Assignment » From the listing below, copy out every line where the word "JSON" appears.
*** Block opens ***
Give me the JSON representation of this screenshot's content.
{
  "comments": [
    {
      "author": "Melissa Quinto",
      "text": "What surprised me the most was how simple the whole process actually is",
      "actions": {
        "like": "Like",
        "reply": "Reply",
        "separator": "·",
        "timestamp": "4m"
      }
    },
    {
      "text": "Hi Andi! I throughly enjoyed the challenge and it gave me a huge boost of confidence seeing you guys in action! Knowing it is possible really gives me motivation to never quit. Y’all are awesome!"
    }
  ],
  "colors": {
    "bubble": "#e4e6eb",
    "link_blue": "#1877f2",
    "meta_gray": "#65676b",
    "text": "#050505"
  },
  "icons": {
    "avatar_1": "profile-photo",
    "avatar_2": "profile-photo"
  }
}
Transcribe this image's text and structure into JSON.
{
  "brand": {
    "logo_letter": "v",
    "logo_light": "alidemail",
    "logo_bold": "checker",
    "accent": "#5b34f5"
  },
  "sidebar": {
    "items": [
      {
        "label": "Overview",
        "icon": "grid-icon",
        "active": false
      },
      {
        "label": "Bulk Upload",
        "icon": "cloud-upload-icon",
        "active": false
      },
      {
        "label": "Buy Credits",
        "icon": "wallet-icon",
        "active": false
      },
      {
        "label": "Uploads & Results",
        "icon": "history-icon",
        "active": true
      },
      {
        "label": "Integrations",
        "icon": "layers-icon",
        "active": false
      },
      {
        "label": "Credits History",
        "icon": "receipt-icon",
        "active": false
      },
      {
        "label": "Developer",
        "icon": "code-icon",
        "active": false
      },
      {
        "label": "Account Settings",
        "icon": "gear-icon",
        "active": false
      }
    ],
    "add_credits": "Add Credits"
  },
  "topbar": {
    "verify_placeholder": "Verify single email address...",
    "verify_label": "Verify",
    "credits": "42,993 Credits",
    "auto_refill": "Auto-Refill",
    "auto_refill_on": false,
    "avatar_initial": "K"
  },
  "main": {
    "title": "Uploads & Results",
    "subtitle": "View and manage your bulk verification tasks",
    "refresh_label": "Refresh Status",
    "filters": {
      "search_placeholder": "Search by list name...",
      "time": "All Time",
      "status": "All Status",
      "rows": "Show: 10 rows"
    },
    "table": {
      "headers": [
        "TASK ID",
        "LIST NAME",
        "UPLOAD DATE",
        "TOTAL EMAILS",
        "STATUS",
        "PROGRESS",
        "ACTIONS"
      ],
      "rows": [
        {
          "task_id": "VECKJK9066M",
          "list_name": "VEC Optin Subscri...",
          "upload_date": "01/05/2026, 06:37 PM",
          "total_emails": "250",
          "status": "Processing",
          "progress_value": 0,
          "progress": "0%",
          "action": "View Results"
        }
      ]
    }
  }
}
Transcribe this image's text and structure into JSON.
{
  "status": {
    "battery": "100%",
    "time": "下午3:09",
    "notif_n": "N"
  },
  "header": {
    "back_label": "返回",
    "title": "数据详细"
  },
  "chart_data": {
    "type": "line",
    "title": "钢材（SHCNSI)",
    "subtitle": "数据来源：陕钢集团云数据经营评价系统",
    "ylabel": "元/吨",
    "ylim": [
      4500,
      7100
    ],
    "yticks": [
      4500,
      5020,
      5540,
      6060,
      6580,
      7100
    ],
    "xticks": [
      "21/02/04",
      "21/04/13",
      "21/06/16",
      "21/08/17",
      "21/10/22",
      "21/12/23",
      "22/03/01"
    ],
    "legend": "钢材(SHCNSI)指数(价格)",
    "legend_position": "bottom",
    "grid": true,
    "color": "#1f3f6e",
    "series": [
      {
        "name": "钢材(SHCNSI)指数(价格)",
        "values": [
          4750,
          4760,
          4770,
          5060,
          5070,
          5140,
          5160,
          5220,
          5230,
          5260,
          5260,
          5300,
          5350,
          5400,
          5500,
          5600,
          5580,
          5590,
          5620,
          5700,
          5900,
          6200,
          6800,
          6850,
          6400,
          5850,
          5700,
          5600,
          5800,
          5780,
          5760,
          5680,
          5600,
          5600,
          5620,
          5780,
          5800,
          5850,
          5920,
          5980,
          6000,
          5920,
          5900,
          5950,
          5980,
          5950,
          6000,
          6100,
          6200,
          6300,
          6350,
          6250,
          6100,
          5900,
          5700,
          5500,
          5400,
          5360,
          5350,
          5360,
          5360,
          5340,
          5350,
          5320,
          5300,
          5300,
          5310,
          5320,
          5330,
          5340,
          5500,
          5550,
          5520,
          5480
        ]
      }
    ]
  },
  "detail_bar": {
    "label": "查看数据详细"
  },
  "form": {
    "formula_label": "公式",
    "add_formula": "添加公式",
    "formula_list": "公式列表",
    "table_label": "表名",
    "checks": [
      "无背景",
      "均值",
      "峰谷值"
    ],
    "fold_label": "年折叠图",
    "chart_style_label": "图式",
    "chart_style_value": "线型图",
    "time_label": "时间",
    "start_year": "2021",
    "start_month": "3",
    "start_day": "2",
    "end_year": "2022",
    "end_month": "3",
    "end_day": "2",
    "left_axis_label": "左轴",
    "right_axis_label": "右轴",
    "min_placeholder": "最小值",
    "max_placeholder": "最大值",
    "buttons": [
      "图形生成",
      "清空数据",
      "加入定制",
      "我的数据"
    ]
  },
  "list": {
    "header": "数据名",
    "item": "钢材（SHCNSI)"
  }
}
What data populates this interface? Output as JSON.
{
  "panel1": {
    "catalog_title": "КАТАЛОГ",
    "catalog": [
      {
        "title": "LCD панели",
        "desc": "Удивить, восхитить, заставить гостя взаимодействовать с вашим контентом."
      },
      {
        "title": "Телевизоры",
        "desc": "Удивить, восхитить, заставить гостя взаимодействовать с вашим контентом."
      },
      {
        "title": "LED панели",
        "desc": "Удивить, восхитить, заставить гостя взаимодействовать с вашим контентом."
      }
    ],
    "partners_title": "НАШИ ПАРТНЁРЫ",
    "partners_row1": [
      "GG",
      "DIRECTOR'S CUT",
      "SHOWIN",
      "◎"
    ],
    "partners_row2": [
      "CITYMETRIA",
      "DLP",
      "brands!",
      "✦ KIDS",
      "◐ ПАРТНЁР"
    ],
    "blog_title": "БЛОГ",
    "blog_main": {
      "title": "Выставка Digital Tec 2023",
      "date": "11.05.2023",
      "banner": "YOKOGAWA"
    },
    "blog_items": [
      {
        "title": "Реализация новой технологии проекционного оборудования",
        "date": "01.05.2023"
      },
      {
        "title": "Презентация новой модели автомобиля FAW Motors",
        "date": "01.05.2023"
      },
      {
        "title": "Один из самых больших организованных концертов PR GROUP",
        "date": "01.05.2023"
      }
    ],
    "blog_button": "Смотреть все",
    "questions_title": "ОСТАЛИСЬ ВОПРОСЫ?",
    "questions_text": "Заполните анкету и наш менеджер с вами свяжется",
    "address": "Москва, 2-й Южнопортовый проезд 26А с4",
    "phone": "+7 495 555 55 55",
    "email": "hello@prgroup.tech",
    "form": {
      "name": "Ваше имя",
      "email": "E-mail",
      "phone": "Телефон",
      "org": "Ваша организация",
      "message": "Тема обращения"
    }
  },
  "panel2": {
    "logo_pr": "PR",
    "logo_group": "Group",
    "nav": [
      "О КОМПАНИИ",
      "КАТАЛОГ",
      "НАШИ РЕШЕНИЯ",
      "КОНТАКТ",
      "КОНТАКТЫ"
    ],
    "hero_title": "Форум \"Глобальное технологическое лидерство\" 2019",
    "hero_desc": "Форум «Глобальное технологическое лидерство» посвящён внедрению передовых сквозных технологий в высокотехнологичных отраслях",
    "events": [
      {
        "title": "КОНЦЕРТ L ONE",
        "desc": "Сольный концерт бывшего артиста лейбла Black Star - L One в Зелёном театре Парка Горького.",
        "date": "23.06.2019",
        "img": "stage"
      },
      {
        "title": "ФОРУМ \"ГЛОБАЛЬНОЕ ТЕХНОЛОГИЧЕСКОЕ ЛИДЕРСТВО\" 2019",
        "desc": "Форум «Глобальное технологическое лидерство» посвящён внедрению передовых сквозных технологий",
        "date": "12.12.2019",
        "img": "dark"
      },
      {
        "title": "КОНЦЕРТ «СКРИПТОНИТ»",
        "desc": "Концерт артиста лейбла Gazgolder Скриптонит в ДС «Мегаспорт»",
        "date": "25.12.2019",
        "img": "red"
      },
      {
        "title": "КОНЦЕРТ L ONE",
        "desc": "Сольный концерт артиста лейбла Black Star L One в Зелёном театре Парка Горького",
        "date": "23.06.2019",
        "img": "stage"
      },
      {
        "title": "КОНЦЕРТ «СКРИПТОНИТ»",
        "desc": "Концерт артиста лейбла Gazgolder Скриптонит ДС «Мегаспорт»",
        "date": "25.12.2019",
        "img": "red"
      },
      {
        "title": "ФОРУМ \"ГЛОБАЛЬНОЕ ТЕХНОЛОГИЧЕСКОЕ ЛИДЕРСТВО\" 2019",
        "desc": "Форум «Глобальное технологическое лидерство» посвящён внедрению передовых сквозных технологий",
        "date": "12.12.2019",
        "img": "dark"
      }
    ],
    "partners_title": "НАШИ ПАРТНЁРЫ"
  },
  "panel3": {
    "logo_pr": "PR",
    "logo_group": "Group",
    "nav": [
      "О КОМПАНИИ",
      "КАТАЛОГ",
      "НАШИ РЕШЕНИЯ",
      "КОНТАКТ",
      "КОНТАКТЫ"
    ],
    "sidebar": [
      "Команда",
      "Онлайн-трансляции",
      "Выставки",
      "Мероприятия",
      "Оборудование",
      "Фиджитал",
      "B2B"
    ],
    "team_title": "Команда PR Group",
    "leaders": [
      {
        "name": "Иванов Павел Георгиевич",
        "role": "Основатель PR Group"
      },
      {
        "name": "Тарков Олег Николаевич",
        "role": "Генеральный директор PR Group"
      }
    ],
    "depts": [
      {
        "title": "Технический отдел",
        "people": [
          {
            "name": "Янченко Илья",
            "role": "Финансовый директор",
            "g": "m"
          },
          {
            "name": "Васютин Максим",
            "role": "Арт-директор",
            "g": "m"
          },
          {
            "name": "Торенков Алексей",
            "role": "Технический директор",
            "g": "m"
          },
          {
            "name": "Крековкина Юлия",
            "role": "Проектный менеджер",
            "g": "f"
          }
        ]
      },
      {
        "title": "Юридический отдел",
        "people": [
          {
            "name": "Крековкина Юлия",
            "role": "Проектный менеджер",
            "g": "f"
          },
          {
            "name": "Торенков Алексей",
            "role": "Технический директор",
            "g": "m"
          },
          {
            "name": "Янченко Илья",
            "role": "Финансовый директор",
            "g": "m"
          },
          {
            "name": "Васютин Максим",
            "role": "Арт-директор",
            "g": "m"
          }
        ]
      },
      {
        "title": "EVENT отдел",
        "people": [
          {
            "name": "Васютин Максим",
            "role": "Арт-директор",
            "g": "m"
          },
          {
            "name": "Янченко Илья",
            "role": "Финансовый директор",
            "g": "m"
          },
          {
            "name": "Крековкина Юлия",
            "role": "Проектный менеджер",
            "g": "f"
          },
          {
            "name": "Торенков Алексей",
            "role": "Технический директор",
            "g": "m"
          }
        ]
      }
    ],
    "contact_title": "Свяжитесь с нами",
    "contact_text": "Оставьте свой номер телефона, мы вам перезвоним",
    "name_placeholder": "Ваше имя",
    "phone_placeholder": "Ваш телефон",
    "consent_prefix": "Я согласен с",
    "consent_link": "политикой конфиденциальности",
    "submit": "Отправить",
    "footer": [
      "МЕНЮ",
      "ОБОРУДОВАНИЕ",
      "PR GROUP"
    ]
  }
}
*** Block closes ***
Response »
Give me the JSON representation of this screenshot's content.
Transcribe this image's text and structure into JSON.
Transcribe this image's text and structure into JSON.
What data populates this interface? Output as JSON.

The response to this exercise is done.